What's needed is a full, exact retyping of the records.

[Start of section]

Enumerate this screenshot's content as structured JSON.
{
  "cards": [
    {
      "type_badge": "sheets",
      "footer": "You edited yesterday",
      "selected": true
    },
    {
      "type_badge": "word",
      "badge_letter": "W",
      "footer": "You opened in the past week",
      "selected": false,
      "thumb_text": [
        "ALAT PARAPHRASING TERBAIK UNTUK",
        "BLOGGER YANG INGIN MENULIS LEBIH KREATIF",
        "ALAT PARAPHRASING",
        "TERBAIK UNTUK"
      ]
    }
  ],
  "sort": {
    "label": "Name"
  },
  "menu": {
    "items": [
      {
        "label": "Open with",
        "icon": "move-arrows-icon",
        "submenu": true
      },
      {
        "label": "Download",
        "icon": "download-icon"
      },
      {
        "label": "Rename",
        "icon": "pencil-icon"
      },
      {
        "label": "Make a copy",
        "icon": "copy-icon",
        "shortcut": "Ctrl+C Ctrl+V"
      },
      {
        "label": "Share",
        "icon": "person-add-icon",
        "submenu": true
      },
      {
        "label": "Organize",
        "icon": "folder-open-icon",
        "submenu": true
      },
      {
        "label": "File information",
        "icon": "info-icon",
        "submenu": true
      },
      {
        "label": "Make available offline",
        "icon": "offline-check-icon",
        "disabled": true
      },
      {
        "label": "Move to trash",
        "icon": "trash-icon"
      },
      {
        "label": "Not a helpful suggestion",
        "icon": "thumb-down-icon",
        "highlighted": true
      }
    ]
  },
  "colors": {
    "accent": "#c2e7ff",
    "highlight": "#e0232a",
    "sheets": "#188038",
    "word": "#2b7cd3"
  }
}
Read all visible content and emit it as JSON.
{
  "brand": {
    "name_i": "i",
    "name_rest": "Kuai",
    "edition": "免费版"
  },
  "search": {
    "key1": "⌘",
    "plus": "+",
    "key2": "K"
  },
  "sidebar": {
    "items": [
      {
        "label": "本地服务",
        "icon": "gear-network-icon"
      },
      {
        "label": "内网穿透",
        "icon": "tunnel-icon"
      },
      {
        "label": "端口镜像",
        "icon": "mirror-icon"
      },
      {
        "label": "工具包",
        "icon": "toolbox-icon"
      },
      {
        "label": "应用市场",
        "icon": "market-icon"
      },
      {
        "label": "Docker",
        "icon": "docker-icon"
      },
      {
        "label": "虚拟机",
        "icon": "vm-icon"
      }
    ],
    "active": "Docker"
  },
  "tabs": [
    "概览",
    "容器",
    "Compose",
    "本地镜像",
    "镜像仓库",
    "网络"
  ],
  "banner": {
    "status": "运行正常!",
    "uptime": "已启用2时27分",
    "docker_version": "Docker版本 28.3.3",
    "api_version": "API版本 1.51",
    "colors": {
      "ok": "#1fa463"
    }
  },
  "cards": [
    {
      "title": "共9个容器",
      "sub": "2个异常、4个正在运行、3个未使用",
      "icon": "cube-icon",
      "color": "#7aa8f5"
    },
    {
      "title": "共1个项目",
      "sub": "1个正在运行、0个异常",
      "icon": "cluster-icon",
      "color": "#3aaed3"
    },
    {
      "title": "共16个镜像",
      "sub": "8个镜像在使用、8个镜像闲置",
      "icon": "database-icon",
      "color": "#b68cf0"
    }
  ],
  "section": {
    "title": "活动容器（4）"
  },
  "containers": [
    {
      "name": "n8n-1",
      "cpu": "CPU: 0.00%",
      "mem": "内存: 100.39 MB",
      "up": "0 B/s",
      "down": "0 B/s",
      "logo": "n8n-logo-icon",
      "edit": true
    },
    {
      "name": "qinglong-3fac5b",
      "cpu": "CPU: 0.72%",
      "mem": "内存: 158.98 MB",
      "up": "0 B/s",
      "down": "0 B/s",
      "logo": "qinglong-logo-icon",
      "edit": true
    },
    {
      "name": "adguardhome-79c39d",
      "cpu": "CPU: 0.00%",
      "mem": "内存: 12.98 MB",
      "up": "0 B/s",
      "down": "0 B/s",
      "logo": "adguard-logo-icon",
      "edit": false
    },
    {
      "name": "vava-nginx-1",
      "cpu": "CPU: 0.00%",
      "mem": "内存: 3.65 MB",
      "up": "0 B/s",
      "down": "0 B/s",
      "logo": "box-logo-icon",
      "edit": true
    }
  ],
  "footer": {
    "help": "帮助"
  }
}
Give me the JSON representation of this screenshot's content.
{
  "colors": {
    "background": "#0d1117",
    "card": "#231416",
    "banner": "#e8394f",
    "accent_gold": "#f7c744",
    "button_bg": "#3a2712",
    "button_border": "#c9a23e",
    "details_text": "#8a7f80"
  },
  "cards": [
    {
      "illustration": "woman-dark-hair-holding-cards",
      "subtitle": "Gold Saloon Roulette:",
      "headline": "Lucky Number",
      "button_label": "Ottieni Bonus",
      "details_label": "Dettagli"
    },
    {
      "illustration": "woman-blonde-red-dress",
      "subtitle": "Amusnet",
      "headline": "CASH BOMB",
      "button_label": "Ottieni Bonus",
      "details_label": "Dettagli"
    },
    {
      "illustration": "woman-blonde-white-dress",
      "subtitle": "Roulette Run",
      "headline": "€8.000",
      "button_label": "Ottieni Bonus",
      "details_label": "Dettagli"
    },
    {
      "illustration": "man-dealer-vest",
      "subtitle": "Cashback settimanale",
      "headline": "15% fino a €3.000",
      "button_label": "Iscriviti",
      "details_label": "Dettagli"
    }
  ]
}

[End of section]

= ANSWER =
Enumerate this screenshot's content as structured JSON.
{
  "cards": [
    {
      "type_badge": "sheets",
      "footer": "You edited yesterday",
      "selected": true
    },
    {
      "type_badge": "word",
      "badge_letter": "W",
      "footer": "You opened in the past week",
      "selected": false,
      "thumb_text": [
        "ALAT PARAPHRASING TERBAIK UNTUK",
        "BLOGGER YANG INGIN MENULIS LEBIH KREATIF",
        "ALAT PARAPHRASING",
        "TERBAIK UNTUK"
      ]
    }
  ],
  "sort": {
    "label": "Name"
  },
  "menu": {
    "items": [
      {
        "label": "Open with",
        "icon": "move-arrows-icon",
        "submenu": true
      },
      {
        "label": "Download",
        "icon": "download-icon"
      },
      {
        "label": "Rename",
        "icon": "pencil-icon"
      },
      {
        "label": "Make a copy",
        "icon": "copy-icon",
        "shortcut": "Ctrl+C Ctrl+V"
      },
      {
        "label": "Share",
        "icon": "person-add-icon",
        "submenu": true
      },
      {
        "label": "Organize",
        "icon": "folder-open-icon",
        "submenu": true
      },
      {
        "label": "File information",
        "icon": "info-icon",
        "submenu": true
      },
      {
        "label": "Make available offline",
        "icon": "offline-check-icon",
        "disabled": true
      },
      {
        "label": "Move to trash",
        "icon": "trash-icon"
      },
      {
        "label": "Not a helpful suggestion",
        "icon": "thumb-down-icon",
        "highlighted": true
      }
    ]
  },
  "colors": {
    "accent": "#c2e7ff",
    "highlight": "#e0232a",
    "sheets": "#188038",
    "word": "#2b7cd3"
  }
}
Read all visible content and emit it as JSON.
{
  "brand": {
    "name_i": "i",
    "name_rest": "Kuai",
    "edition": "免费版"
  },
  "search": {
    "key1": "⌘",
    "plus": "+",
    "key2": "K"
  },
  "sidebar": {
    "items": [
      {
        "label": "本地服务",
        "icon": "gear-network-icon"
      },
      {
        "label": "内网穿透",
        "icon": "tunnel-icon"
      },
      {
        "label": "端口镜像",
        "icon": "mirror-icon"
      },
      {
        "label": "工具包",
        "icon": "toolbox-icon"
      },
      {
        "label": "应用市场",
        "icon": "market-icon"
      },
      {
        "label": "Docker",
        "icon": "docker-icon"
      },
      {
        "label": "虚拟机",
        "icon": "vm-icon"
      }
    ],
    "active": "Docker"
  },
  "tabs": [
    "概览",
    "容器",
    "Compose",
    "本地镜像",
    "镜像仓库",
    "网络"
  ],
  "banner": {
    "status": "运行正常!",
    "uptime": "已启用2时27分",
    "docker_version": "Docker版本 28.3.3",
    "api_version": "API版本 1.51",
    "colors": {
      "ok": "#1fa463"
    }
  },
  "cards": [
    {
      "title": "共9个容器",
      "sub": "2个异常、4个正在运行、3个未使用",
      "icon": "cube-icon",
      "color": "#7aa8f5"
    },
    {
      "title": "共1个项目",
      "sub": "1个正在运行、0个异常",
      "icon": "cluster-icon",
      "color": "#3aaed3"
    },
    {
      "title": "共16个镜像",
      "sub": "8个镜像在使用、8个镜像闲置",
      "icon": "database-icon",
      "color": "#b68cf0"
    }
  ],
  "section": {
    "title": "活动容器（4）"
  },
  "containers": [
    {
      "name": "n8n-1",
      "cpu": "CPU: 0.00%",
      "mem": "内存: 100.39 MB",
      "up": "0 B/s",
      "down": "0 B/s",
      "logo": "n8n-logo-icon",
      "edit": true
    },
    {
      "name": "qinglong-3fac5b",
      "cpu": "CPU: 0.72%",
      "mem": "内存: 158.98 MB",
      "up": "0 B/s",
      "down": "0 B/s",
      "logo": "qinglong-logo-icon",
      "edit": true
    },
    {
      "name": "adguardhome-79c39d",
      "cpu": "CPU: 0.00%",
      "mem": "内存: 12.98 MB",
      "up": "0 B/s",
      "down": "0 B/s",
      "logo": "adguard-logo-icon",
      "edit": false
    },
    {
      "name": "vava-nginx-1",
      "cpu": "CPU: 0.00%",
      "mem": "内存: 3.65 MB",
      "up": "0 B/s",
      "down": "0 B/s",
      "logo": "box-logo-icon",
      "edit": true
    }
  ],
  "footer": {
    "help": "帮助"
  }
}
Give me the JSON representation of this screenshot's content.
{
  "colors": {
    "background": "#0d1117",
    "card": "#231416",
    "banner": "#e8394f",
    "accent_gold": "#f7c744",
    "button_bg": "#3a2712",
    "button_border": "#c9a23e",
    "details_text": "#8a7f80"
  },
  "cards": [
    {
      "illustration": "woman-dark-hair-holding-cards",
      "subtitle": "Gold Saloon Roulette:",
      "headline": "Lucky Number",
      "button_label": "Ottieni Bonus",
      "details_label": "Dettagli"
    },
    {
      "illustration": "woman-blonde-red-dress",
      "subtitle": "Amusnet",
      "headline": "CASH BOMB",
      "button_label": "Ottieni Bonus",
      "details_label": "Dettagli"
    },
    {
      "illustration": "woman-blonde-white-dress",
      "subtitle": "Roulette Run",
      "headline": "€8.000",
      "button_label": "Ottieni Bonus",
      "details_label": "Dettagli"
    },
    {
      "illustration": "man-dealer-vest",
      "subtitle": "Cashback settimanale",
      "headline": "15% fino a €3.000",
      "button_label": "Iscriviti",
      "details_label": "Dettagli"
    }
  ]
}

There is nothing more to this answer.